by Mark Gibbs, author / writer
 
There was a time when you never had to think about whether your printers, scanners, copiers, and fax machines were secure -- they were simply input and output devices.
 
Sure, you had to make certain they couldn't be physically stolen or used inappropriately and you had to make sure that access to printer and fax queues was properly controlled, but beyond that there was little of concern.
 
The reason your printers, scanners, copiers, and fax machines were considered "safe" was that these devices were simple by today's standards. They used embedded custom software that didn't require updates and their functionality couldn't be extended. The result was that beyond the basic "best practices" of physical security there wasn't much to worry about.
 
Network management has always been a different story because of the huge range of threats your switches, routers, servers, desktops, laptops, and so on are exposed to. These "endpoints" have always been vulnerable whether it's being compromised by computer viruses, subverted by hackers, or attacked by malware. Your printers, scanners, copiers, and fax machines were immune to all of these threats.
 
But not so today; the last few generations of departmental and enterprise printers, scanners, copiers, and fax machines combine all of these functions into single product offerings called multifunction devices (MFDs) and their capabilities and complexity have increased exponentially. These products are now very sophisticated computer systems in their own right running highly customized versions of open source operating systems such as Linux, as Winn Schwartau, CEO of The Security Awareness Company (Nashville, Tenn.), points out:
 
"MFDs are really computers and should be treated with the same respect ... they should be covered by the same access rules both physically and over the network as every other endpoint. Why treat them architecturally any different?"
 
So, with this increased sophistication comes the requirement that MFDs have to be managed and their integrity has to be protected just like any other network endpoint.
 
Consider some of the risks that network-connected MFDs could be exposed to:
 
  • MFDs that provide fax services could be attacked externally via the attached phone line and then used to access the network.
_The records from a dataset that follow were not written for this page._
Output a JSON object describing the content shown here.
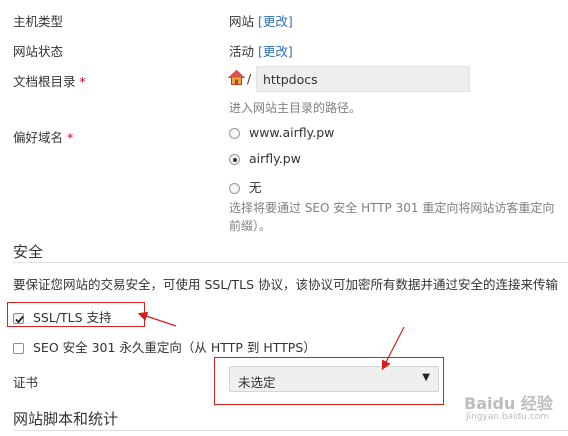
{
  "host_type": {
    "label": "主机类型",
    "value": "网站",
    "change_link": "[更改]"
  },
  "site_status": {
    "label": "网站状态",
    "value": "活动",
    "change_link": "[更改]"
  },
  "doc_root": {
    "label": "文档根目录",
    "required_mark": "*",
    "prefix": "/",
    "value": "httpdocs",
    "hint": "进入网站主目录的路径。"
  },
  "preferred_domain": {
    "label": "偏好域名",
    "required_mark": "*",
    "options": [
      {
        "label": "www.airfly.pw",
        "selected": false
      },
      {
        "label": "airfly.pw",
        "selected": true
      },
      {
        "label": "无",
        "selected": false
      }
    ],
    "hint_line1": "选择将要通过 SEO 安全 HTTP 301 重定向将网站访客重定向",
    "hint_line2": "前缀）。"
  },
  "security": {
    "heading": "安全",
    "description": "要保证您网站的交易安全，可使用 SSL/TLS 协议，该协议可加密所有数据并通过安全的连接来传输",
    "ssl_support": {
      "label": "SSL/TLS 支持",
      "checked": true
    },
    "seo_redirect": {
      "label": "SEO 安全 301 永久重定向（从 HTTP 到 HTTPS）",
      "checked": false
    },
    "certificate": {
      "label": "证书",
      "selected": "未选定"
    }
  },
  "scripting": {
    "heading": "网站脚本和统计"
  },
  "watermark": {
    "text": "Baidu 经验",
    "url": "jingyan.baidu.com"
  },
  "colors": {
    "annotation": "#d61f1f",
    "link": "#2f6fb8",
    "hint": "#808080"
  }
}
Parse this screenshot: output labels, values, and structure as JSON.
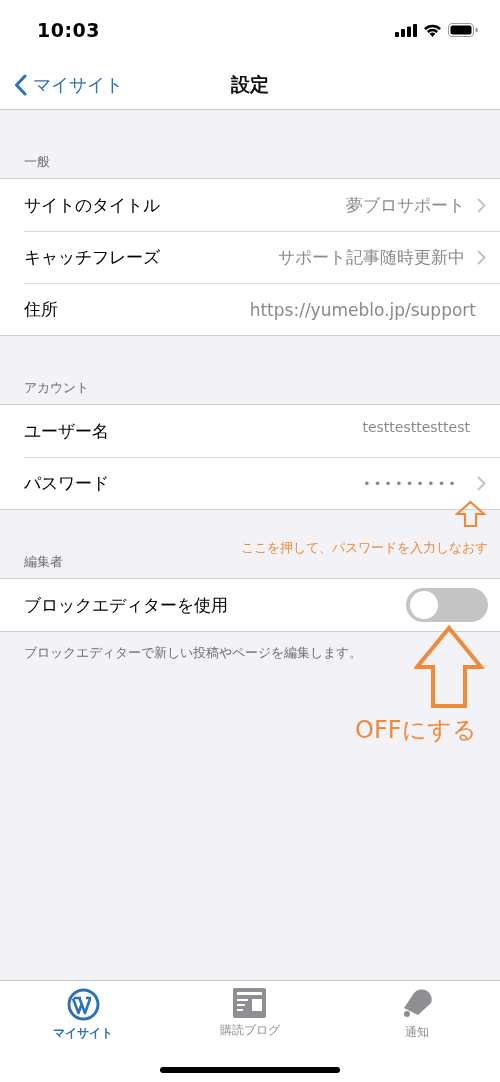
{
  "status_bar": {
    "time": "10:03"
  },
  "nav": {
    "back": "マイサイト",
    "title": "設定"
  },
  "sections": [
    {
      "header": "一般",
      "rows": [
        {
          "kind": "disclosure",
          "label": "サイトのタイトル",
          "value": "夢ブロサポート"
        },
        {
          "kind": "disclosure",
          "label": "キャッチフレーズ",
          "value": "サポート記事随時更新中"
        },
        {
          "kind": "value",
          "label": "住所",
          "value": "https://yumeblo.jp/support"
        }
      ]
    },
    {
      "header": "アカウント",
      "rows": [
        {
          "kind": "value",
          "label": "ユーザー名",
          "value": "testtesttesttest"
        },
        {
          "kind": "disclosure",
          "label": "パスワード",
          "value": "•••••••••"
        }
      ]
    },
    {
      "header": "編集者",
      "rows": [
        {
          "kind": "toggle",
          "label": "ブロックエディターを使用",
          "on": false
        }
      ],
      "footer": "ブロックエディターで新しい投稿やページを編集します。"
    }
  ],
  "annotations": [
    {
      "kind": "small",
      "text": "ここを押して、パスワードを入力しなおす"
    },
    {
      "kind": "large",
      "text": "OFFにする"
    }
  ],
  "tab_bar": [
    {
      "kind": "wordpress",
      "label": "マイサイト",
      "selected": true
    },
    {
      "kind": "reader",
      "label": "購読ブログ",
      "selected": false
    },
    {
      "kind": "bell",
      "label": "通知",
      "selected": false
    }
  ]
}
  • Most MFDs provide a Web interface for management and it takes a lot of engineering to "harden" a Web server. A skilled hacker who knows how to exploit Web server flaws could effectively take control of an inadequately protected MFD.
  • Enterprise MFDs handle large volumes of data so they have integrated disk drives. Unauthorized access to the stored data by both people and processes running within the MFD's operating system could reveal sensitive or confidential material.
  • An MFD with a compromised operating system could be used as a platform to launch attacks on the rest of the network, which could range from illicitly monitoring network traffic to distributing malware.
Win Treese, Associate Director of the Hariri Institute for Computing and Computational Science & Engineering at Boston University (Boston, Mass.), notes:
 
"It's easy to overlook these devices, because they're seen as just 'office equipment.' Never mind that they now have more powerful computers than my workstation probably was just a decade ago and they run complex OS software that has vulnerabilities just like servers and desktops."
 
So, in your organization, are there multifunction devices that are treated as "just office equipment"? If there are, your network security is at serious risk.
 
To defend your network against the many potential attacks that MFDs could be subjected to there are a number of features that any enterprise-worthy product should offer and which you should have incorporated into your network security strategy. These include:
  • Fine-grained and rich user authentication and access control services
  • Extensive audit logging facilities
  • Secure printing that blocks unauthorized viewing or theft of output by holding jobs until a PIN or authentication device is physically presented at the MFD
  • Disk image overwrite to securely delete data stored in the MFD
  • An embedded fax subsystem to completely separate the network connection and telephone line thus preventing unauthorized communications between the two channels
  • IP address filtering to limit communications with specific networks and devices 
  • Support for secure protocols to transfer data to and from the MFD and for administration access over the network
But there's one security assurance feature that is absolutely essential for modern multifunction devices: an integrated subsystem that can detect and block unauthorized attempts to modify the software that runs the device. 
 
To ensure that the MFD can't be manipulated or subverted, its operating system needs to have built-in integrity checking and intrusion detection. While the technologies that support this level of systemic defense are becoming common in top-end server systems, their use in MFDs is only just becoming understood as a strategic issue in enterprise networks.
 
Every enterprise looking to invest in new multifunction devices should be demanding that along with the rest of the shopping list of security features, integrated operating system defenses are included because ever more sophisticated and complex threats to networked devices are only going to become more common.
 
The days when printers were just printers, fax machines just fax machines, and scanners just scanners, have long since passed.
 
-XXX-
 
Note:  For more than 25 years, Mark Gibbs has done just about everything in the networking business short of hacking into NORAD. He worked as an executive in various companies, has created companies, and has consulted on product and service development for many businesses. As an author he has written four books and numerous articles about networking and computer technology. Gibbs has been a regular contributor to Network World since 1995 and pens (well, keyboards) the weekly Backspin and Gearhead columns and he's also a blogger for Forbes.
 
Mark Gibbs filed this content as a paid contributor to Xerox. The content is the author’s opinion and does not necessarily reflect the views of Xerox.